The US Senate has authorized the country’s annual defense funding bill, allocating $4.9 billion for the procurement of three Arleigh Burke-class destroyers.
The US Senate voted on 15 December for a version of the National Defense Authorization Act, or NDAA, that authorizes $770 billion in defense spending. Under the defense funding bill, the US plans to spend $4.9 billion for three Arleigh Burke-class destroyers in 2022, an increase of $2.9 billion from the previous year.
Furthermore, the senate has authorized an increase of $120 million for long-lead material for the Arleigh Burke-class destroyer program.
According to the US officials, the senate members also expressed support for an acquisition strategy for the next generation destroyer that would feature greater collaboration between industry and the government, taking
lessons from early successes in the Columbia-class program. They also wanted to direct the Secretary of
the Navy to provide a report on the use of such acquisition practices in the next-generation destroyer program.
The Secretary of the Navy is also asked to provide reports on various aspects of a potential destroyer multiyear procurement contract starting from 2023.
The Arleigh Burke-class destroyers (DDG 51) are warships that provide multi-mission offensive and defensive capabilities. Destroyers, which replaced the Charles F. Adams class (DDG 2), can operate independently or as part of Carrier Strike Groups, Surface Action Groups, and Expeditionary Strike Groups. The ships employ all-steel construction and are comprised of three separate variants or “Flights”.
They are equipped with an Aegis combat system that integrates the ship’s sensors and weapon systems to engage anti-ship missile threats. The first Arleigh Burke-class Aegis destroyer was commissioned in 1991. The contracts for the destroyers were awarded to shipbuilders General Dynamics Bath Iron Works (BIW) and Huntington Ingalls Industries (HII), through its Ingalls Shipbuilding division.

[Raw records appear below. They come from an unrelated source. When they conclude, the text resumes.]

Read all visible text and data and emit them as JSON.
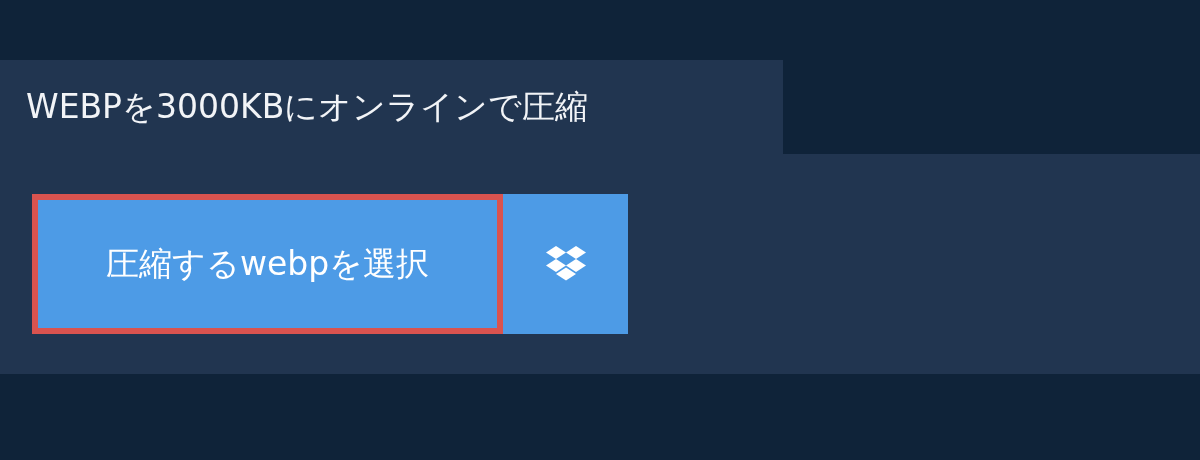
{
  "header": {
    "title": "WEBPを3000KBにオンラインで圧縮"
  },
  "upload": {
    "select_button": {
      "label": "圧縮するwebpを選択",
      "focused": true
    }
  }
}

BIW cut the steel for new Arleigh Burke-class guided-missile destroyer USS Quentin Walsh last month. USS Quentin Walsh (DDG 132) will be a DDG 51 Flight III guided-missile destroyer centered on the AN/SPY-6(V)1 air and missile defense radar and will incorporate upgrades to the electrical power and cooling capacity plus additional associated changes to provide greatly enhanced warfighting capability to the fleet.
Meanwhile, Huntington Ingalls Industries (HII), through its Ingalls Shipbuilding division, started with the fabrication of the 81st Arleigh Burke-class (DDG 51) destroyer USS George M. Neal (DDG 131) in early December.
The latest Arleigh Burke-class destroyer that was commissioned into the US Navy is USS Daniel Inouye (DDG18). As a Flight IIA destroyer, DDG 118 is equipped with Aegis Baseline 9, which provides improved integrated air and missile defense capabilities, increased computing power, and radar capable of quickly detecting and reacting to modern air warfare and Ballistic Missile Defense threats.
The National Defense Authorization Act now goes to US President Joe Biden on the desk, where he’s expected to sign it.